** Material for this task **
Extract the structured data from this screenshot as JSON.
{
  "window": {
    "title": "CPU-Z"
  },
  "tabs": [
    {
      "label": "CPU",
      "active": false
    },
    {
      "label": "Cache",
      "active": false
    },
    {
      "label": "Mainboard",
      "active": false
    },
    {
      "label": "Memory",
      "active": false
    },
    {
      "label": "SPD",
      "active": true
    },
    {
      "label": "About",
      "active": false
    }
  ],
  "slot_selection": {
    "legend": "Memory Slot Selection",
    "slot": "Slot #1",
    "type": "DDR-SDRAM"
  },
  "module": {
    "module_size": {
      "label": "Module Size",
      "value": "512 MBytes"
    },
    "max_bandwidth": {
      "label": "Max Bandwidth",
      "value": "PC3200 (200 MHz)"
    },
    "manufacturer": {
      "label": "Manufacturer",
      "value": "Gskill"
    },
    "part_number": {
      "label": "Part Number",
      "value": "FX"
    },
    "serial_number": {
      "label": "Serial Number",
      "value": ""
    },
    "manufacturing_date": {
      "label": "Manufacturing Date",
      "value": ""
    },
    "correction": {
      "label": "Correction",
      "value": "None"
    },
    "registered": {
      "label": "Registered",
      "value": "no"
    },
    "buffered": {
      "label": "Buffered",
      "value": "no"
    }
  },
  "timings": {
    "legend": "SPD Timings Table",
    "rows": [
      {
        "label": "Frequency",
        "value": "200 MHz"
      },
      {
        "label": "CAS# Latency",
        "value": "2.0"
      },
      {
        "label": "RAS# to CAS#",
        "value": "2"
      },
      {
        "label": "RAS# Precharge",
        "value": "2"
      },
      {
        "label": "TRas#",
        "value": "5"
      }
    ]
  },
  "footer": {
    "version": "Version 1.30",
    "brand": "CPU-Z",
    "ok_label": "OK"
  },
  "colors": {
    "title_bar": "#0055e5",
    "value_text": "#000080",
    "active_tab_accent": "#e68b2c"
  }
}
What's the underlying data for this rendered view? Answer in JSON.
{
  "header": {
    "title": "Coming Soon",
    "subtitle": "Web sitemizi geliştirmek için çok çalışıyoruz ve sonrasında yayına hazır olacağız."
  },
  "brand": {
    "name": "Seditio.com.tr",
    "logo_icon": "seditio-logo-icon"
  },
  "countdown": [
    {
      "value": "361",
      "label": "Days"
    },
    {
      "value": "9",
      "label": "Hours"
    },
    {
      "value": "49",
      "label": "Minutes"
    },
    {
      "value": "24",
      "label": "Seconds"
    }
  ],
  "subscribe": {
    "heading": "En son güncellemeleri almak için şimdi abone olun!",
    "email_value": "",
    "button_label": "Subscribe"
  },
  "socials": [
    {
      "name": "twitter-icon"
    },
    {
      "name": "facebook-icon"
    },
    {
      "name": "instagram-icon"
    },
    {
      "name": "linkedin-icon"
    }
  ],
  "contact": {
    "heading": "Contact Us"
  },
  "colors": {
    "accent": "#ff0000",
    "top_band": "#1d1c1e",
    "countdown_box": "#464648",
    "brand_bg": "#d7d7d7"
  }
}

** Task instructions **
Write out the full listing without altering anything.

** Result **
Extract the structured data from this screenshot as JSON.
{
  "window": {
    "title": "CPU-Z"
  },
  "tabs": [
    {
      "label": "CPU",
      "active": false
    },
    {
      "label": "Cache",
      "active": false
    },
    {
      "label": "Mainboard",
      "active": false
    },
    {
      "label": "Memory",
      "active": false
    },
    {
      "label": "SPD",
      "active": true
    },
    {
      "label": "About",
      "active": false
    }
  ],
  "slot_selection": {
    "legend": "Memory Slot Selection",
    "slot": "Slot #1",
    "type": "DDR-SDRAM"
  },
  "module": {
    "module_size": {
      "label": "Module Size",
      "value": "512 MBytes"
    },
    "max_bandwidth": {
      "label": "Max Bandwidth",
      "value": "PC3200 (200 MHz)"
    },
    "manufacturer": {
      "label": "Manufacturer",
      "value": "Gskill"
    },
    "part_number": {
      "label": "Part Number",
      "value": "FX"
    },
    "serial_number": {
      "label": "Serial Number",
      "value": ""
    },
    "manufacturing_date": {
      "label": "Manufacturing Date",
      "value": ""
    },
    "correction": {
      "label": "Correction",
      "value": "None"
    },
    "registered": {
      "label": "Registered",
      "value": "no"
    },
    "buffered": {
      "label": "Buffered",
      "value": "no"
    }
  },
  "timings": {
    "legend": "SPD Timings Table",
    "rows": [
      {
        "label": "Frequency",
        "value": "200 MHz"
      },
      {
        "label": "CAS# Latency",
        "value": "2.0"
      },
      {
        "label": "RAS# to CAS#",
        "value": "2"
      },
      {
        "label": "RAS# Precharge",
        "value": "2"
      },
      {
        "label": "TRas#",
        "value": "5"
      }
    ]
  },
  "footer": {
    "version": "Version 1.30",
    "brand": "CPU-Z",
    "ok_label": "OK"
  },
  "colors": {
    "title_bar": "#0055e5",
    "value_text": "#000080",
    "active_tab_accent": "#e68b2c"
  }
}
What's the underlying data for this rendered view? Answer in JSON.
{
  "header": {
    "title": "Coming Soon",
    "subtitle": "Web sitemizi geliştirmek için çok çalışıyoruz ve sonrasında yayına hazır olacağız."
  },
  "brand": {
    "name": "Seditio.com.tr",
    "logo_icon": "seditio-logo-icon"
  },
  "countdown": [
    {
      "value": "361",
      "label": "Days"
    },
    {
      "value": "9",
      "label": "Hours"
    },
    {
      "value": "49",
      "label": "Minutes"
    },
    {
      "value": "24",
      "label": "Seconds"
    }
  ],
  "subscribe": {
    "heading": "En son güncellemeleri almak için şimdi abone olun!",
    "email_value": "",
    "button_label": "Subscribe"
  },
  "socials": [
    {
      "name": "twitter-icon"
    },
    {
      "name": "facebook-icon"
    },
    {
      "name": "instagram-icon"
    },
    {
      "name": "linkedin-icon"
    }
  ],
  "contact": {
    "heading": "Contact Us"
  },
  "colors": {
    "accent": "#ff0000",
    "top_band": "#1d1c1e",
    "countdown_box": "#464648",
    "brand_bg": "#d7d7d7"
  }
}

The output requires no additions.